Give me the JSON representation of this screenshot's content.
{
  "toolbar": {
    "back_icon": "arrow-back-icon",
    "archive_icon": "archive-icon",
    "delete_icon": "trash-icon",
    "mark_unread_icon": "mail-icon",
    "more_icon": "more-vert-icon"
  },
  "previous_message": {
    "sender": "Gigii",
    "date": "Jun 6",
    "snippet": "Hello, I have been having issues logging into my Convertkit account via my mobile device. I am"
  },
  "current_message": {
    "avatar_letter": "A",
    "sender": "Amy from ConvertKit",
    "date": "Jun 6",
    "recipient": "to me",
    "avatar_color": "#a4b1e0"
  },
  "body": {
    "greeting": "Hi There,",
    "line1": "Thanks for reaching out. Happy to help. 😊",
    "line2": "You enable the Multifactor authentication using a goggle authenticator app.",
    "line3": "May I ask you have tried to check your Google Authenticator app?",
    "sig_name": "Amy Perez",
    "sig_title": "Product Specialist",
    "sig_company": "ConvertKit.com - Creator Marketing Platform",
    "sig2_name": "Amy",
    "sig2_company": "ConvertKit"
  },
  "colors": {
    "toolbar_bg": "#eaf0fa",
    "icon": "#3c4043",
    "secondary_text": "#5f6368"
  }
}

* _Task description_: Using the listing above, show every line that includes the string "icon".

* _Reply to the exercise_:
    "back_icon": "arrow-back-icon",
    "archive_icon": "archive-icon",
    "delete_icon": "trash-icon",
    "mark_unread_icon": "mail-icon",
    "more_icon": "more-vert-icon"
    "icon": "#3c4043",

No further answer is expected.